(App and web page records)
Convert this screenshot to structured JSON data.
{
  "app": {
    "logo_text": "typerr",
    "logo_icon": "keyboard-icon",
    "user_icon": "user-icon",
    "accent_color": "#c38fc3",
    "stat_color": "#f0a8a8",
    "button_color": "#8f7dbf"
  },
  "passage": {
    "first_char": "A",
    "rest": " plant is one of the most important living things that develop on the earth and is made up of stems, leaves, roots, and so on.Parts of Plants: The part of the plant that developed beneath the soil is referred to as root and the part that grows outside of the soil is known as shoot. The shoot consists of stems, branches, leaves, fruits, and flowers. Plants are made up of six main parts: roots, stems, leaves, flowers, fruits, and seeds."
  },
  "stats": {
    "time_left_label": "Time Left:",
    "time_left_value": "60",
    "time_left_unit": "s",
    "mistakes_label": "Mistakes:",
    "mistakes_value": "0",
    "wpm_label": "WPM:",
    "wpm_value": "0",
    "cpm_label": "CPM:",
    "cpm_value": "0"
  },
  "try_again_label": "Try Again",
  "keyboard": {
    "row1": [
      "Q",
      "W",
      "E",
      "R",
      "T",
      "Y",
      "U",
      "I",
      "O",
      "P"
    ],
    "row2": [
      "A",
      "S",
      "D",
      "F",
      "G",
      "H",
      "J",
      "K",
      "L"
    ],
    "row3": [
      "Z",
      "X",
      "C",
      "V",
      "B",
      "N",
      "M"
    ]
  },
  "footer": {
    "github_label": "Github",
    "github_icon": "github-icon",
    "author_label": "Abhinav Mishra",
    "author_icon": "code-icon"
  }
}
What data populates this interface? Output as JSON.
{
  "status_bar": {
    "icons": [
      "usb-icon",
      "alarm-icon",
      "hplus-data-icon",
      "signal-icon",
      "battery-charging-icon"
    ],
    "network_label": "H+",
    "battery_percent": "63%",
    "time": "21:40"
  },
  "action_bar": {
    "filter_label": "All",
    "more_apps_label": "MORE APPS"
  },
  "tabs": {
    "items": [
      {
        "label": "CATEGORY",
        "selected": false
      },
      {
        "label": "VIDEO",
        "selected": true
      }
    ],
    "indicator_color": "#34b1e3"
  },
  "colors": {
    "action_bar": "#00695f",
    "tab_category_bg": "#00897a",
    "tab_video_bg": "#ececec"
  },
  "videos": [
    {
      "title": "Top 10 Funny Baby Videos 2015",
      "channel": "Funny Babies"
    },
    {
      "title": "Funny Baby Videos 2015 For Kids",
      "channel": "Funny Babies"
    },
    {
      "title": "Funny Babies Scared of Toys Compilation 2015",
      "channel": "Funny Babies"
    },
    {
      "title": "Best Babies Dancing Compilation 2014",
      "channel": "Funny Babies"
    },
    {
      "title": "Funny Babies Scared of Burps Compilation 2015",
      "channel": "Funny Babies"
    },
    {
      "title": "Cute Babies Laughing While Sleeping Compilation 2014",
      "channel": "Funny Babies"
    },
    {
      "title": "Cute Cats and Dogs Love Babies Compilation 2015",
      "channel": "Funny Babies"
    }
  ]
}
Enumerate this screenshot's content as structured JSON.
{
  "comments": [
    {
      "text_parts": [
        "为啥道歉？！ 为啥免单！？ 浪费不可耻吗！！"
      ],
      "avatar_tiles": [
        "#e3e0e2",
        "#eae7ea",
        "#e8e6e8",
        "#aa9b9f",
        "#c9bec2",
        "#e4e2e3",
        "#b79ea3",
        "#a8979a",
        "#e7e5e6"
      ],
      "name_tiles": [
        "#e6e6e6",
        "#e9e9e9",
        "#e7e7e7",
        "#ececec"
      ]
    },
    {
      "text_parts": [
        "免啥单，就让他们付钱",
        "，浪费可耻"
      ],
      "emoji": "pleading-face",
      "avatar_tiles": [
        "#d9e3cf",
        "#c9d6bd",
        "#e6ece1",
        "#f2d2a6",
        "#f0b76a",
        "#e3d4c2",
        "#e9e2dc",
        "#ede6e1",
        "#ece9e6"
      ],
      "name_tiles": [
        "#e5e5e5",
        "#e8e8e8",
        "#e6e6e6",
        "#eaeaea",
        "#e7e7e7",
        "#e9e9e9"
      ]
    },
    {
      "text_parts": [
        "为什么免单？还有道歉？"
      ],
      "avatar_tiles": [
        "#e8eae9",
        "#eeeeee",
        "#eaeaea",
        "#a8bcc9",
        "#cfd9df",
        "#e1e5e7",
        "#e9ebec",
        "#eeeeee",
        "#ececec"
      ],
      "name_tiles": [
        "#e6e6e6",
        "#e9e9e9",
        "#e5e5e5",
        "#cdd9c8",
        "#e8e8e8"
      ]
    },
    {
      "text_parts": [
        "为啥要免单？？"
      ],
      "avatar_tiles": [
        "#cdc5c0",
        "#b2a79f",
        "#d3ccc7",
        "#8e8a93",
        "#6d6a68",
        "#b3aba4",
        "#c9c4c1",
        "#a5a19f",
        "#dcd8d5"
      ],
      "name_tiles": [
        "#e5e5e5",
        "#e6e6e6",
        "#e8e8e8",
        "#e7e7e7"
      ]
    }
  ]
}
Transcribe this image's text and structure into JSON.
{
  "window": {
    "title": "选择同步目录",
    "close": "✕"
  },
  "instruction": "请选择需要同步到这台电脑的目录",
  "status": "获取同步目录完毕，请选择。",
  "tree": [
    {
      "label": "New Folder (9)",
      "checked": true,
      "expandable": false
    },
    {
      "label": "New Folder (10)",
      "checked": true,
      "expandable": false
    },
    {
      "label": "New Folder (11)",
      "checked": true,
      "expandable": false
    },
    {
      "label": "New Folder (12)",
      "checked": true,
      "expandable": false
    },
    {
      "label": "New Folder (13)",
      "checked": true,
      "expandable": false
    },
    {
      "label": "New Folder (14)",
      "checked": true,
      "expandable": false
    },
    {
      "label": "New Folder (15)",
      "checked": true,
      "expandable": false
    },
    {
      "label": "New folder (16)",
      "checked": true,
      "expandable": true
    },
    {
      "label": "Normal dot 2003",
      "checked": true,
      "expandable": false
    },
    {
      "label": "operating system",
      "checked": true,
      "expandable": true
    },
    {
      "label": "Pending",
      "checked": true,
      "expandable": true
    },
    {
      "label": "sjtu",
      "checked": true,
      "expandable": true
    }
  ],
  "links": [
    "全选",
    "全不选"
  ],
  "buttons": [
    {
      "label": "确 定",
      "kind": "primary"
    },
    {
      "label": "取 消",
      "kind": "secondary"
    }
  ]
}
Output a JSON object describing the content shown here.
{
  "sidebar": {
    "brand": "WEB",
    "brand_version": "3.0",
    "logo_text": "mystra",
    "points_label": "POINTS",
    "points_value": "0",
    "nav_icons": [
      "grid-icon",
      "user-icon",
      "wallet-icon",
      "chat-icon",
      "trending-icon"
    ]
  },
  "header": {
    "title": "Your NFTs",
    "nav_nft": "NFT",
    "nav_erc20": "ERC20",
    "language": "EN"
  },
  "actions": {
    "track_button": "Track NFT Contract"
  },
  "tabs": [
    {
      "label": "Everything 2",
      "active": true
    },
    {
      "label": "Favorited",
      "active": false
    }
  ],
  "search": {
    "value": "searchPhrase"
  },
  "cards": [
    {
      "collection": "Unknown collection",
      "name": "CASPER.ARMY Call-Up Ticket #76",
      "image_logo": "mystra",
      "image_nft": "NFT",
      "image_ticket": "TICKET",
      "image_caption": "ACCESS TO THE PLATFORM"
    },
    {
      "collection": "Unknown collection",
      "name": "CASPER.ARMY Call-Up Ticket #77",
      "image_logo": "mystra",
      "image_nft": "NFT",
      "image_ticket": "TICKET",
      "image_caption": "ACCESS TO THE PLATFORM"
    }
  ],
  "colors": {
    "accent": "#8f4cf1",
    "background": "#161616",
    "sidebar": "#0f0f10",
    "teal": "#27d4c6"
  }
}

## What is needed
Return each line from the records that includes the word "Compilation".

## Exercise response
      "title": "Funny Babies Scared of Toys Compilation 2015",
      "title": "Best Babies Dancing Compilation 2014",
      "title": "Funny Babies Scared of Burps Compilation 2015",
      "title": "Cute Babies Laughing While Sleeping Compilation 2014",
      "title": "Cute Cats and Dogs Love Babies Compilation 2015",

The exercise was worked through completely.